## WHAT IS EXPECTED:
Check each line of the records for "Manager"; collect those that have it.

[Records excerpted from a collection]
···

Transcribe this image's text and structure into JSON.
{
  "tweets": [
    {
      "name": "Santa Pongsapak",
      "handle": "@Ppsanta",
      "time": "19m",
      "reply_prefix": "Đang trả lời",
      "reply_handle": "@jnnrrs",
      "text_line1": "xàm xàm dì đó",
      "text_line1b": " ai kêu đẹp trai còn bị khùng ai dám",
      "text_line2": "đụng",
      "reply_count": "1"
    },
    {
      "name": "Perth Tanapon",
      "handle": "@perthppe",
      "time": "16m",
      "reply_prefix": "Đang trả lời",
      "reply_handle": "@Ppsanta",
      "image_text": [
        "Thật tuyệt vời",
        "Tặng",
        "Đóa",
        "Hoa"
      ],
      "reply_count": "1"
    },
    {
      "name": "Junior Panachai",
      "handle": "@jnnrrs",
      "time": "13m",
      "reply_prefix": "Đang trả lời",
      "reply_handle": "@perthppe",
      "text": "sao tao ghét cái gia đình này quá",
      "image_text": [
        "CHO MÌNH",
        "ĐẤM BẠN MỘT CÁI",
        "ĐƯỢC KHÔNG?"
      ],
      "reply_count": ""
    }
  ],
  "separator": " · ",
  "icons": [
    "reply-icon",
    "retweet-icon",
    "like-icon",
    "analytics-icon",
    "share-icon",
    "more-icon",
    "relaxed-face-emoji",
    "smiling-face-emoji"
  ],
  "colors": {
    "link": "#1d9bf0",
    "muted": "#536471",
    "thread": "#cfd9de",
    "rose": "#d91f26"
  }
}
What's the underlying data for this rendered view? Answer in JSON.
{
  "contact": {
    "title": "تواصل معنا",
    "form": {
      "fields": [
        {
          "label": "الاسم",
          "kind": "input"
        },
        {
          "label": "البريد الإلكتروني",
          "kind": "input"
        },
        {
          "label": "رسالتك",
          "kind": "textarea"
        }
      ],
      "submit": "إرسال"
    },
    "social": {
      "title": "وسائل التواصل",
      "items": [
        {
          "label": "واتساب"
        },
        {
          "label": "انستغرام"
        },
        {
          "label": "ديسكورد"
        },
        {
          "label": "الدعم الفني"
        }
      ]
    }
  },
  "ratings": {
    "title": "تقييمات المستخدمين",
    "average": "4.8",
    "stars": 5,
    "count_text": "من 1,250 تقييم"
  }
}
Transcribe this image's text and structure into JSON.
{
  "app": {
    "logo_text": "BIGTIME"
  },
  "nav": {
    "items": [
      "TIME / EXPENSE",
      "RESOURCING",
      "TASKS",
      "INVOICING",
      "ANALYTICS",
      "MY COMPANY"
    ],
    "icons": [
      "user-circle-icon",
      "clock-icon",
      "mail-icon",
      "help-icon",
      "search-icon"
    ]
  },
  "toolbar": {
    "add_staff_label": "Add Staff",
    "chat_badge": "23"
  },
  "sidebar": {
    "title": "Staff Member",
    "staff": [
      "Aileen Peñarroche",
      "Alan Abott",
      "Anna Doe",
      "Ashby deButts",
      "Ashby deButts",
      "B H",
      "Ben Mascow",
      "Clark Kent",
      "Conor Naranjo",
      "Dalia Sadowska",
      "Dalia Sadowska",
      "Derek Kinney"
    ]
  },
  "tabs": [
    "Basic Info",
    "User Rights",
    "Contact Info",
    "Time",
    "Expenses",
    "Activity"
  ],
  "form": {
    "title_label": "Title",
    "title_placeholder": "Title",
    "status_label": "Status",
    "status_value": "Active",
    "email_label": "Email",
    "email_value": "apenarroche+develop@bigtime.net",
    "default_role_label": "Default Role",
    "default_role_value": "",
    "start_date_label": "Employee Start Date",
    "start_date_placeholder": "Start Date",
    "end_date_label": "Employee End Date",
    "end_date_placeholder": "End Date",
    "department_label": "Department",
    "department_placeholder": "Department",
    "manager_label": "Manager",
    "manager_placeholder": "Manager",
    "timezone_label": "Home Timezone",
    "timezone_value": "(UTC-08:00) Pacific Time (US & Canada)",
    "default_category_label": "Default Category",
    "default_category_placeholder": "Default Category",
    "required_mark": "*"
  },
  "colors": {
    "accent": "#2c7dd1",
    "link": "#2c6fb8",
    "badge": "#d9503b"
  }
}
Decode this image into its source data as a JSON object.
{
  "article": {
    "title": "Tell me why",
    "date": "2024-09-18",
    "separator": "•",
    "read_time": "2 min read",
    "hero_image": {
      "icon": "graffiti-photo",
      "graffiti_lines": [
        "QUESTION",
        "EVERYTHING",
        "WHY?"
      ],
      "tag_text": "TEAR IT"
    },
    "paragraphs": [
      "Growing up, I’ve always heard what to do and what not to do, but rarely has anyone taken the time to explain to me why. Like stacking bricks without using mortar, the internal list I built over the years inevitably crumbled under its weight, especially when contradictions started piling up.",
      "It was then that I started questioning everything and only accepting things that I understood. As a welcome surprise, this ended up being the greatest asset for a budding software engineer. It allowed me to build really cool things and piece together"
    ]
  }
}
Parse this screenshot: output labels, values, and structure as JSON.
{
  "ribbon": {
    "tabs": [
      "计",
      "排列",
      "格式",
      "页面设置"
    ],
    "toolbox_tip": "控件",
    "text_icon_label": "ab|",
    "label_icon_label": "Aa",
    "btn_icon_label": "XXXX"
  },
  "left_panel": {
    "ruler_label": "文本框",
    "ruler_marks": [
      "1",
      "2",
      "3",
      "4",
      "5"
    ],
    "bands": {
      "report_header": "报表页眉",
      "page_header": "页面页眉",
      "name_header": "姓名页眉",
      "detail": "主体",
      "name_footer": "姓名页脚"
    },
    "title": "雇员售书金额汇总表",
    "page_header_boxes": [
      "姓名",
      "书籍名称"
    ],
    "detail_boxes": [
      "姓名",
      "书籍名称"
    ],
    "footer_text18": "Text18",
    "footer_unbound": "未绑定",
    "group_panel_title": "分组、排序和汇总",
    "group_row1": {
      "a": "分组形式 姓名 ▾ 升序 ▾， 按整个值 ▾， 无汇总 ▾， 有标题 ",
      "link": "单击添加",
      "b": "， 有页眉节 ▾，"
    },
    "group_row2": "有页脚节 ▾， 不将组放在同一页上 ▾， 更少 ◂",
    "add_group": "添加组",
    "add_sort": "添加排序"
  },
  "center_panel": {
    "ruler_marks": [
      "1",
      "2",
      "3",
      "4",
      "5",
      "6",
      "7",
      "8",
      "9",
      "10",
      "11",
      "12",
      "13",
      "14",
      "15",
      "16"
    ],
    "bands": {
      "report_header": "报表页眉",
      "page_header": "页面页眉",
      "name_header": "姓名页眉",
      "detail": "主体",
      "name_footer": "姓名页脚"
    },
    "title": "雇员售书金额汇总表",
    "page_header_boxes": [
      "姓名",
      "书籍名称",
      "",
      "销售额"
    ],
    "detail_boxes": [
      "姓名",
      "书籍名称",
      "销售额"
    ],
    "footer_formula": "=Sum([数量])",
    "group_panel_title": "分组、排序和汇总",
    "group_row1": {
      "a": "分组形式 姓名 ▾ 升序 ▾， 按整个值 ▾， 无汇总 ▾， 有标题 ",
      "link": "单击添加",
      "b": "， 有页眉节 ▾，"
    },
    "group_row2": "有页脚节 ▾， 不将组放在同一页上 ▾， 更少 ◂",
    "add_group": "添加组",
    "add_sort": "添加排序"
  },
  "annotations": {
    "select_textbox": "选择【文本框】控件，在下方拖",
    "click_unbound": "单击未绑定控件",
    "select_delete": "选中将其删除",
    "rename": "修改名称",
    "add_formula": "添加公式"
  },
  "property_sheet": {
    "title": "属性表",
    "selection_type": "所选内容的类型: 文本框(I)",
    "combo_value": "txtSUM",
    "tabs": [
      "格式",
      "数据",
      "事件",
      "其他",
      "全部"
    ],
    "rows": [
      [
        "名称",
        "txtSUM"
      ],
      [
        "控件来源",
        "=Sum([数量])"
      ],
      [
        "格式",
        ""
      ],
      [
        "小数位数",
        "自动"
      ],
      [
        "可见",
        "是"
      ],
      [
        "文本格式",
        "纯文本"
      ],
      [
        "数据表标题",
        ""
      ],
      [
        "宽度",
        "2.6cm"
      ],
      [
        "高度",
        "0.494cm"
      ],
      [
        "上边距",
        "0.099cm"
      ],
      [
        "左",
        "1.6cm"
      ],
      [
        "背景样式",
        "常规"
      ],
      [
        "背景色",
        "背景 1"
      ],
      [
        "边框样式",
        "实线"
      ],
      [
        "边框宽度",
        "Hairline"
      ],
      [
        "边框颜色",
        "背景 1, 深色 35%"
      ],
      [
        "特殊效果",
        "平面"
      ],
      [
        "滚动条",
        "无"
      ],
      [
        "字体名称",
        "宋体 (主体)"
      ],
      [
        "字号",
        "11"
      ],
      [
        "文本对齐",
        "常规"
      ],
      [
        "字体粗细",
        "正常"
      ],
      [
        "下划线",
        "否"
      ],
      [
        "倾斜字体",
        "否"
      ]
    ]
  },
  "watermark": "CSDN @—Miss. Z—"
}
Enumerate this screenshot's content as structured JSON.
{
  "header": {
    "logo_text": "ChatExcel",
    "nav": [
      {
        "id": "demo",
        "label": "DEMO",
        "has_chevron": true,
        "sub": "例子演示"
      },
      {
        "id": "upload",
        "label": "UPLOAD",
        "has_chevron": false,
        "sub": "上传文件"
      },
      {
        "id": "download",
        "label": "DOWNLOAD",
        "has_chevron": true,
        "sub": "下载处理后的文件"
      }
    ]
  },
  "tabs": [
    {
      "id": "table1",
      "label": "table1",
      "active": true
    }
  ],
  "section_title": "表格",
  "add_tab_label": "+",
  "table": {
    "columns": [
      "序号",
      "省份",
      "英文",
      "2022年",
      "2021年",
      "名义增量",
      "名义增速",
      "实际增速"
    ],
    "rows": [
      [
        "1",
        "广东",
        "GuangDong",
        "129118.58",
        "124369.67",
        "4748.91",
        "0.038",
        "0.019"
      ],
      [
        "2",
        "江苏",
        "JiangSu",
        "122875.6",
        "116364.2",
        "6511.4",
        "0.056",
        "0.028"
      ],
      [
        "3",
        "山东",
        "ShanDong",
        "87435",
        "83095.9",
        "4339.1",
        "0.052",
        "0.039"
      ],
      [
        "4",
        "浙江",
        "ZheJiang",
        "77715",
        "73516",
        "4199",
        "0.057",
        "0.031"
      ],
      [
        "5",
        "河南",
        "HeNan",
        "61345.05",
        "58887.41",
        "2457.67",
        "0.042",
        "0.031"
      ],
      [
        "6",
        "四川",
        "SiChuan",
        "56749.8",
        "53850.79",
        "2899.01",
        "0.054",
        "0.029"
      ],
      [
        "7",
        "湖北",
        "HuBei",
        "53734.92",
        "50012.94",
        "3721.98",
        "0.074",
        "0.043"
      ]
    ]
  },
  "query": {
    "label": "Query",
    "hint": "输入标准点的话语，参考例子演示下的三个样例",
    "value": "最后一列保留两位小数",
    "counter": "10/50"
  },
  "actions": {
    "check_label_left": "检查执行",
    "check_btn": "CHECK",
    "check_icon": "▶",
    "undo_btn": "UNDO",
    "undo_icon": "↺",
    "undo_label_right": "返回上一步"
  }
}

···

## ANSWER SPACE:
    "manager_label": "Manager",
    "manager_placeholder": "Manager",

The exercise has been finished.